“What Exactly Do You Do All Day?” – A Day In The Life Of A Health Professional
While many students that opt to participate in the Creighton University Pipeline to Success Health Careers Opportunity Program (HCOP) often have an idea of what health professional career they wish to pursue, many do not and those that do realize that they are open to learning more about other health professional careers outside of the one they desire to become in the future. For those that are still trying to figure it out, a portion of our HCOP programmatic activities involve career exploration which aims to empower students to discover, plan, and pursue their health professional goals.

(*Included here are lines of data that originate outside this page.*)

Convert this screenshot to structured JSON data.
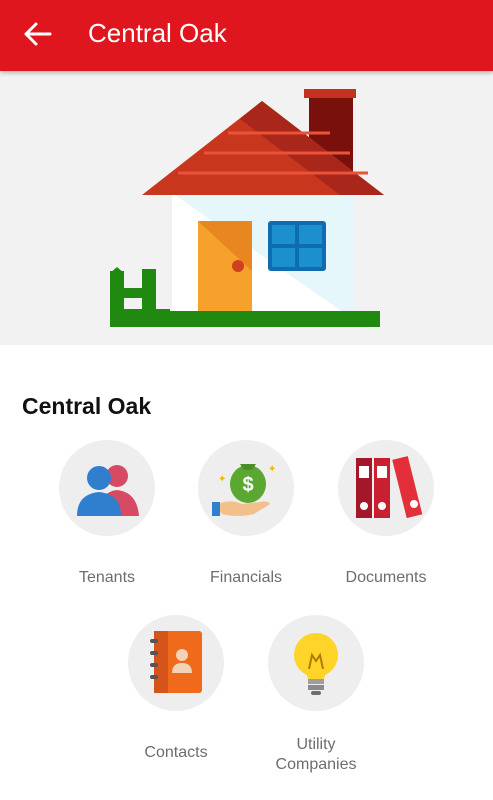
{
  "appbar": {
    "title": "Central Oak",
    "back_icon": "arrow-back-icon",
    "color": "#e0161e"
  },
  "hero": {
    "illustration": "house-illustration"
  },
  "section": {
    "title": "Central Oak"
  },
  "tiles": [
    {
      "label": "Tenants",
      "icon": "tenants-icon"
    },
    {
      "label": "Financials",
      "icon": "money-bag-hand-icon"
    },
    {
      "label": "Documents",
      "icon": "binders-icon"
    },
    {
      "label": "Contacts",
      "icon": "address-book-icon"
    },
    {
      "label": "Utility Companies",
      "icon": "lightbulb-icon"
    }
  ]
}
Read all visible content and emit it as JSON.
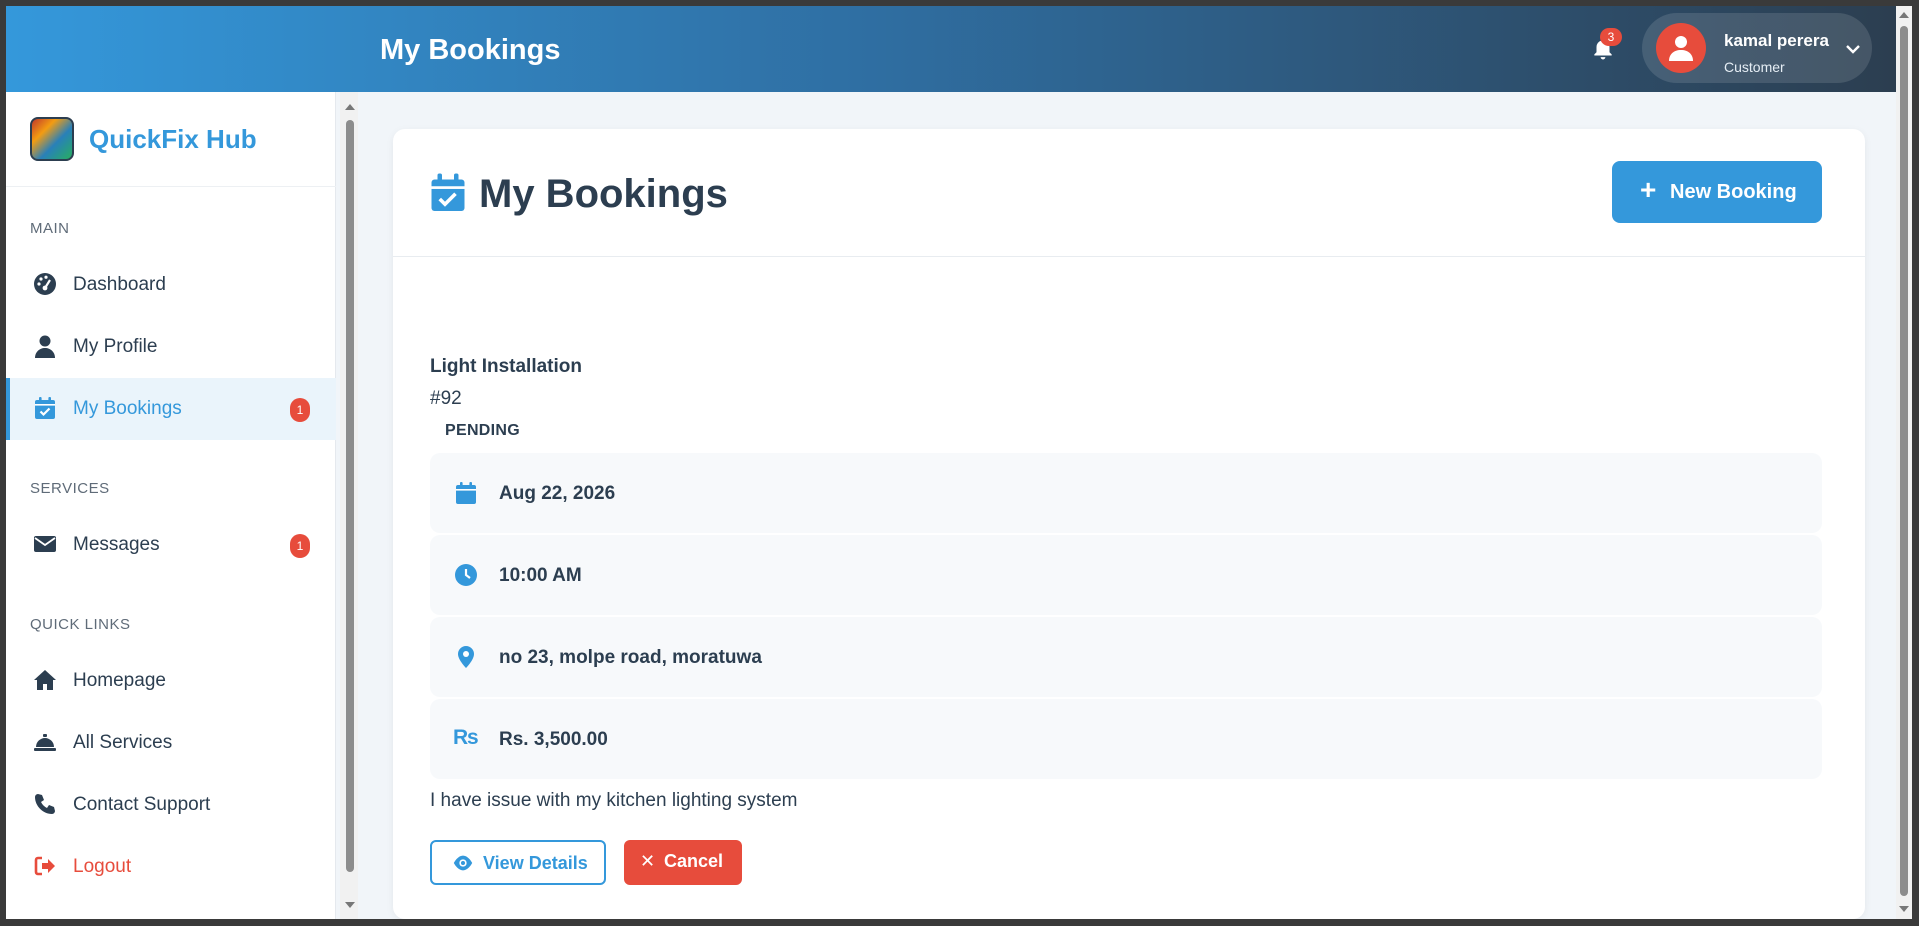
{
  "header": {
    "title": "My Bookings",
    "notifications_count": "3",
    "user": {
      "name": "kamal perera",
      "role": "Customer"
    }
  },
  "sidebar": {
    "brand": "QuickFix Hub",
    "sections": {
      "main": "MAIN",
      "services": "SERVICES",
      "quick_links": "QUICK LINKS"
    },
    "items": [
      {
        "label": "Dashboard",
        "icon": "dashboard-icon"
      },
      {
        "label": "My Profile",
        "icon": "user-icon"
      },
      {
        "label": "My Bookings",
        "icon": "calendar-check-icon",
        "badge": "1",
        "active": true
      },
      {
        "label": "Messages",
        "icon": "envelope-icon",
        "badge": "1"
      },
      {
        "label": "Homepage",
        "icon": "home-icon"
      },
      {
        "label": "All Services",
        "icon": "concierge-bell-icon"
      },
      {
        "label": "Contact Support",
        "icon": "phone-icon"
      },
      {
        "label": "Logout",
        "icon": "logout-icon"
      }
    ]
  },
  "main": {
    "title": "My Bookings",
    "new_booking_label": "New Booking",
    "booking": {
      "service": "Light Installation",
      "id": "#92",
      "status": "PENDING",
      "date": "Aug 22, 2026",
      "time": "10:00 AM",
      "address": "no 23, molpe road, moratuwa",
      "currency_symbol": "₨",
      "price": "Rs. 3,500.00",
      "description": "I have issue with my kitchen lighting system",
      "view_label": "View Details",
      "cancel_label": "Cancel"
    }
  },
  "colors": {
    "primary": "#3498db",
    "dark": "#2c3e50",
    "danger": "#e74c3c",
    "active_bg": "#eaf4fb"
  }
}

As we continue to deliver programmatic activities in a virtual space, we carved out time during our most recent HCOP session on January 22, 2022 to focus primarily on what we call – A Day in the Life of a Health Professional!! From speech pathologists to health administrators to physician assistants, there are a plethora of health career options beyond the dentists and pharmacists we’re accustomed to seeing on television and/or during our yearly checkups. Therefore, the HCOP team invited the following two (2) awesome health professionals to the virtual session: Linda Al-Sharif, BSW, CSW – Social Worker from Heart Ministry Center (an HCOP Community Partner); and Jeff Stec, MS, CCC-SLP – Pediatric Program Manager from Madonna Rehabilitation Hospitals. Approximately fifty (50) undergraduate and health professional 2021-2022 Online Health Careers Ambassador student participants got the opportunity to discuss the following questions and more with each health professional:
• What does a typical day at work look like?
• How do you handle “difficult” cases?
• What form of education and experience is required to pursue a career like yours?
• How has COVID-19 impacted the care and services in which you are able to provide patients?
• What the best and worst parts of your job?
• What inspires you?
• And much more!!!
Additional “props” i.e. patient videos, success stories, and charts/tables were a bonus for the students as well.